The German prelate and humanist Nicholas of Cusa (1401-1464) was active in conciliating various schisms in the 15th-century Church and was a strong advocate of Church unity.
Nicholas of Cusa
The son of a fairly prosperous boat owner and landholder, Nicholas was born in Cusa on the Moselle River. His early education was at Deventer under the Brothers of the Common Life, and he may have known Thomas à Kempis there. His university studies began at Heidelberg and continued at Padua, where he received a doctorate in canon law in 1423. After returning to his native Rhineland, he studied philosophy and theology at Cologne, where he also practiced law. In February 1432 he went to the Council of Basel.
The Council of Basel (1431-1449) had as its main subject the problem of Church unity and as its main task the avoidance of any repetitions of the Great Schism, which had recently split the Church. One suggested solution was the establishment of a supreme general council to oversee the papacy. At the beginning of his attendance at the council, Nicholas supported this plan (known as the conciliar movement). During the period from 1432 to 1434, Nicholas worked on, and submitted to the council, his famous political treatise, De concordantia Catholica, which deals with the problem of the respective roles of councils and popes in the government of the Church.
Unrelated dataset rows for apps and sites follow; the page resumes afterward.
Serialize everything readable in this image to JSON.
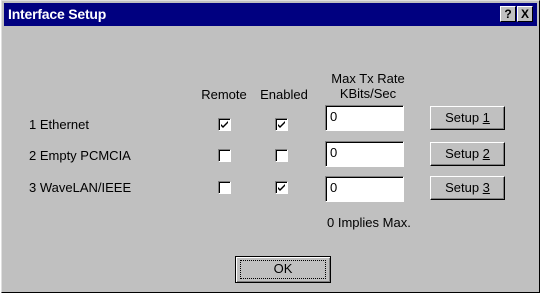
{
  "window": {
    "title": "Interface Setup"
  },
  "titlebar_buttons": {
    "help": "?",
    "close": "X"
  },
  "headers": {
    "remote": "Remote",
    "enabled": "Enabled",
    "max_line1": "Max Tx Rate",
    "max_line2": "KBits/Sec"
  },
  "rows": [
    {
      "label": "1  Ethernet",
      "remote": true,
      "enabled": true,
      "rate": "0",
      "setup_prefix": "Setup ",
      "setup_key": "1"
    },
    {
      "label": "2  Empty PCMCIA",
      "remote": false,
      "enabled": false,
      "rate": "0",
      "setup_prefix": "Setup ",
      "setup_key": "2"
    },
    {
      "label": "3  WaveLAN/IEEE",
      "remote": false,
      "enabled": true,
      "rate": "0",
      "setup_prefix": "Setup ",
      "setup_key": "3"
    }
  ],
  "note": "0 Implies Max.",
  "ok_label": "OK",
  "colors": {
    "titlebar": "#000080",
    "face": "#c0c0c0"
  }
}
This treatise supported the conciliar viewpoint of supremacy of the councils, but Nicholas eventually became disillusioned by the ineffectual committees working at the council and shifted his view to one of papal supremacy. In 1437 he began his services to Pope Eugene IV and his successors, as papal legate on various missions in Germany, as conciliator in the disputes between the Eastern and the Roman Churches, and as promoter of a crusade against the Turks.
In 1440 Nicholas completed his best-known work, De docta ignorantia (Of Learned Ignorance). In it he shows himself as an early skeptic, holding that true wisdom lies in a clear awareness of the limitations of human knowledge. After 10 years in the service of Pope Eugene IV, Nicholas was made a cardinal by the dying pope, an appointment confirmed in 1448 by Pope Nicholas V. In 1450 he was appointed bishop of Brixen (Bressanone) in the Tirol, where he had the difficult task of reforming the churches and monasteries of the diocese, then under the strong secular influence of Archduke Sigismund of Hapsburg. Nicholas left the Tirol in 1458 to serve his friend Aeneas Sylvius Piccolomini, the new Pope Pius II. Pius's proposals for papal reform reflect Cusa's own ideas concerning the role of the papacy.
Nicholas spent the remainder of his life in his reforming work in the churches of Bohemia. He died at Todi in Italy on Aug. 11, 1464.
Further Reading on Nicholas of Cusa
An introduction to Nicholas's life and thought and English translations of several of his works are in Unity and Reform: Selected Writings of Nicholas of Cusa, edited by John Patrick Dolan (1962). There is no definitive biography in English, but Henry Bett, Nicholas of Cusa (1932), is a standard source. Paul E. Sigmund, Nicholas of Cusa and Medieval Political Thought (1963), is the best modern study in English.